“Velodyne has both created the market for high-fidelity automotive lidar and established itself as the leader. We have been Velodyne customers for years and have already integrated their lidar sensors into easily deployable solutions for scalable high-definition mapping,” said Dr. Nikhil Naikal, founder and CEO of Mapper, who is joining Velodyne. “We are excited to use our technology to speed up Velodyne’s lidar-centric software approach to ADAS.”

It was an interesting mix of gig-economy flexibility with bleeding-edge technological development. It is a different approach to Here and TomTom, which have their own fleets of dedicated scanning cars, although Here is using data pulled from cars on the road to provide updates in near-real-time.

The maps themselves need to be refreshed, as these ‘high definition’ maps contain a lot more than just the road layouts and street names. The maps will convey street furniture, pedestrian crossings, street signs, and more temporal obstructions that the car might need to know about, such as roadworks, diversions, or closures.

Of course, the map is not used as the sole tool to navigate, but it is a very important component of the system. The map gives the car a city-level view of the roads, and it is a view that can be enriched by V2V cooperation – with other cars sending updates to the maps. While the map might help the car plan the route from A to B, the onboard sensors are going to be responsible for the navigation itself – tracking other road users and conditioners in the immediate vicinity.

“The goal in the automotive market is to make transportation safer. By adding Vella software to our broad portfolio of lidar technology, Velodyne is poised to revolutionize ADAS performance and safety,” said Anand Gopalan, CTO at Velodyne. “Expanding our team to develop Vella is a giant step towards achieving our goal of mass producing an ADAS solution that dramatically improves roadway safety. Mapper technology gives us access to some key algorithmic elements and accelerates our development timeline.
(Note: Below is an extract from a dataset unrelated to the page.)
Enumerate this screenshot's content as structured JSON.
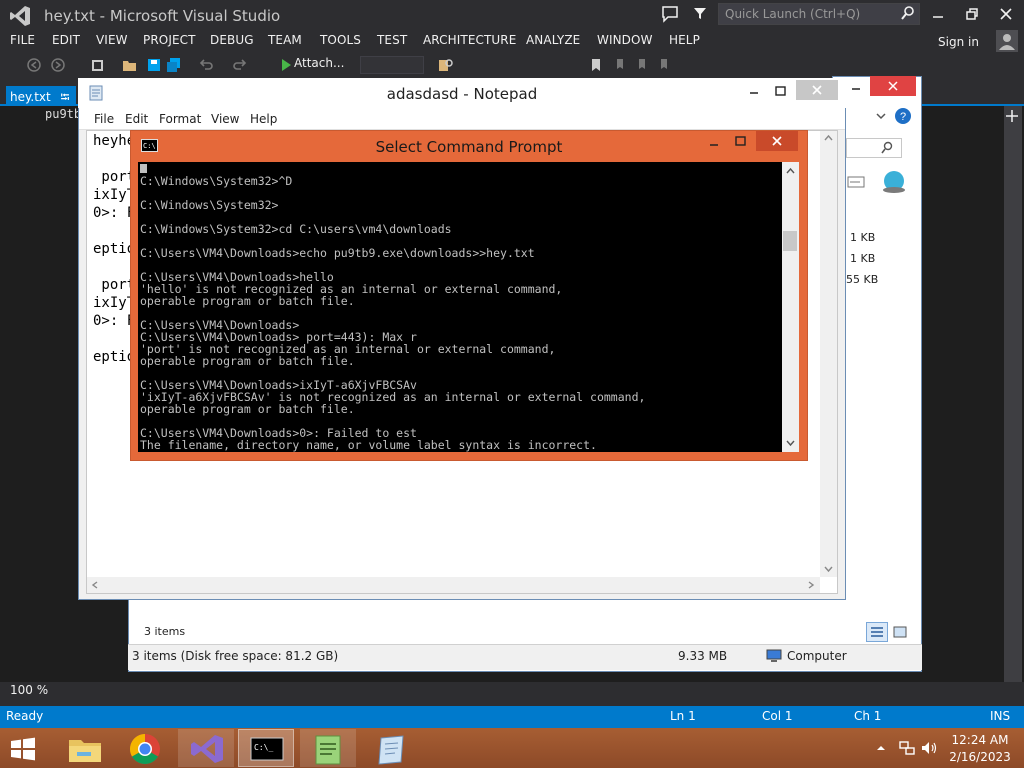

Together, our sensors and software will allow powerful lidar-based safety solutions to be available on every vehicle.”